Friends, Families & Travellers »

Friends, Families and Travellers is a small charity that works with Gypsies and Travellers. The charity runs a health outreach team covering Sussex that supports travellers to access services, reduce social exclusion, challenge discrimination and improve their emotional and physical health. Friends, Families and Travellers received a grant of £2,500 from the Marit and Hans Rausing Fund to help increase access to sports and exercise for young travellers.

Friends First »

Friends First has been tackling homelessness and social isolation for over ten years.

Fun in Action for Children »

Fun in Action for Children are a Brighton-based charity that trains, matches and provides ongoing support to adult volunteers from the local community who act as long-term befrienders to troubled and lonely children from disadvantaged lone parents. The project received £4,000 from the William Alexander Fund in March 2014 towards volunteer expenses. One set of […]

Grow Chichester »

Transition Chichester is a great example of just such a group. Led and run by voluntary members of the local community, the group received a £2,500 grant from the Cragwood Fund last year to support work on its Grow Chichester project at the Bishops Palace Gardens vegetable plot.

Hair Spirit »

Jean West set up Hair Spirit with her friend and co-worker Sarah Esterson in 2011 to offer work experience and vocational training to deaf people in the hair styling industry. The pair received a £905 grant from our Marit and Hans Rausing Fund to host display and training events to bring deaf and hearing hair professionals together. “There are few role models for deaf people working in the industry,” says Jean, who contracted meningitis when she was two that resulted in her loss of hearing. “Accessing vocational and educational opportunities can be very difficult,” she says. “I’ve been for job interviews where all the interviewer wanted to talk about was my deafness.

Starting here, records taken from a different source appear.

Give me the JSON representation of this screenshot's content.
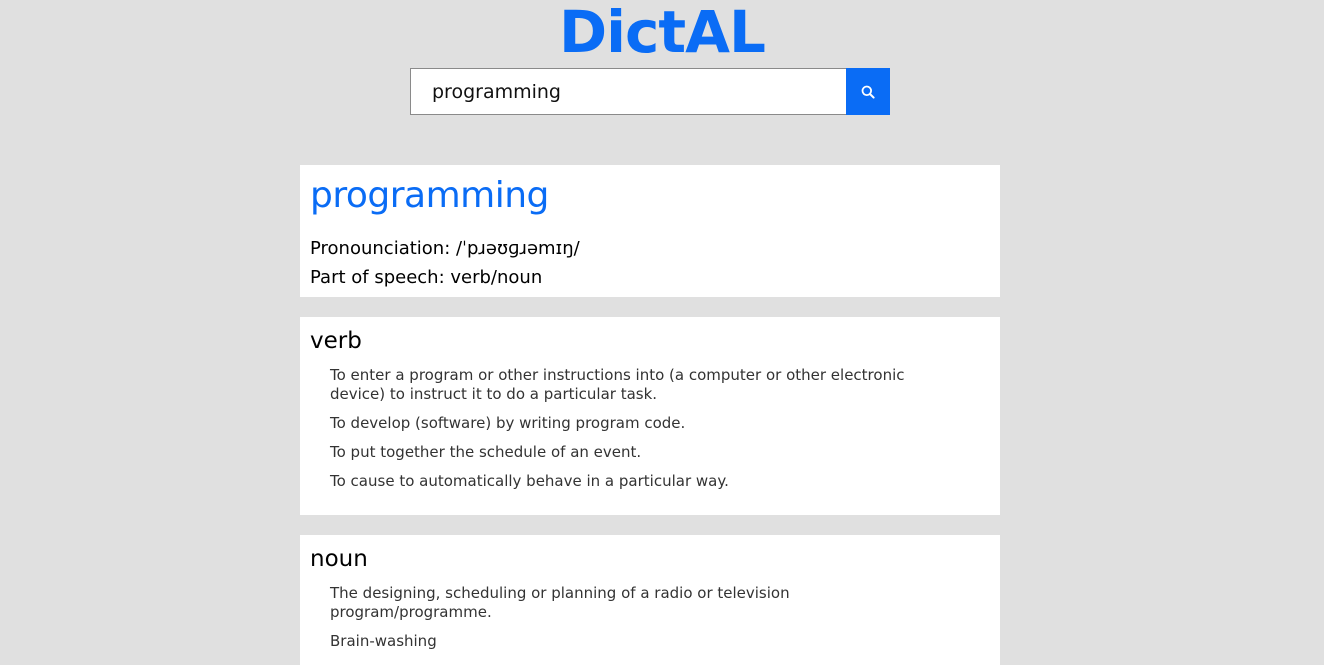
{
  "app": {
    "title": "DictAL"
  },
  "search": {
    "value": "programming",
    "button_icon": "search-icon"
  },
  "entry": {
    "word": "programming",
    "pronunciation_label": "Pronounciation: /ˈpɹəʊɡɹəmɪŋ/",
    "part_of_speech_label": "Part of speech: verb/noun"
  },
  "meanings": [
    {
      "pos": "verb",
      "definitions": [
        "To enter a program or other instructions into (a computer or other electronic device) to instruct it to do a particular task.",
        "To develop (software) by writing program code.",
        "To put together the schedule of an event.",
        "To cause to automatically behave in a particular way."
      ]
    },
    {
      "pos": "noun",
      "definitions": [
        "The designing, scheduling or planning of a radio or television program/programme.",
        "Brain-washing"
      ]
    }
  ],
  "colors": {
    "accent": "#0a6cf5",
    "background": "#e0e0e0"
  }
}
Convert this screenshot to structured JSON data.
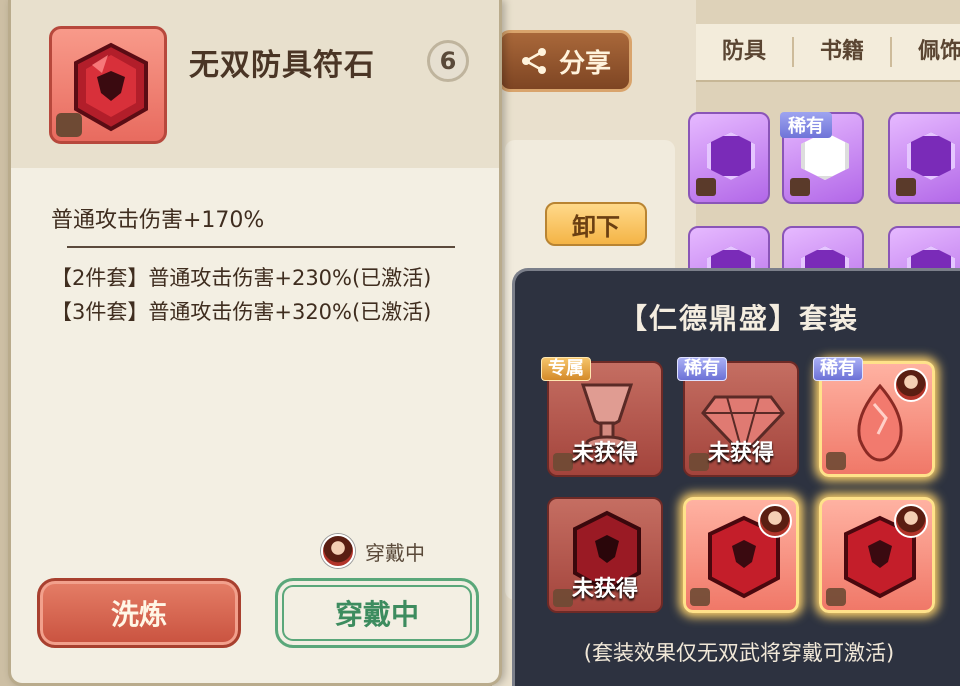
{
  "item": {
    "name": "无双防具符石",
    "level": "6",
    "main_stat": "普通攻击伤害+170%",
    "set_bonuses": [
      "【2件套】普通攻击伤害+230%(已激活)",
      "【3件套】普通攻击伤害+320%(已激活)"
    ],
    "wearing_status": "穿戴中"
  },
  "actions": {
    "refine_label": "洗炼",
    "wearing_label": "穿戴中",
    "share_label": "分享",
    "unload_label": "卸下"
  },
  "tabs": [
    "防具",
    "书籍",
    "佩饰"
  ],
  "background_tag": "稀有",
  "set_popup": {
    "title": "【仁德鼎盛】套装",
    "note": "(套装效果仅无双武将穿戴可激活)",
    "cards": [
      {
        "tag": "专属",
        "caption": "未获得"
      },
      {
        "tag": "稀有",
        "caption": "未获得"
      },
      {
        "tag": "稀有",
        "caption": ""
      },
      {
        "tag": "",
        "caption": "未获得"
      },
      {
        "tag": "",
        "caption": ""
      },
      {
        "tag": "",
        "caption": ""
      }
    ]
  },
  "colors": {
    "accent_red": "#c9523f",
    "accent_green": "#3d8c5f",
    "rare_purple": "#6c71d6",
    "exclusive_gold": "#d48a2a"
  },
  "icons": [
    "share-icon",
    "gem-icon",
    "lock-level-icon",
    "avatar-icon"
  ]
}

I wanted to talk about my skills. It was a waste of my time, to be honest. They weren’t concentrating on what I could do, rather what the problems might be.”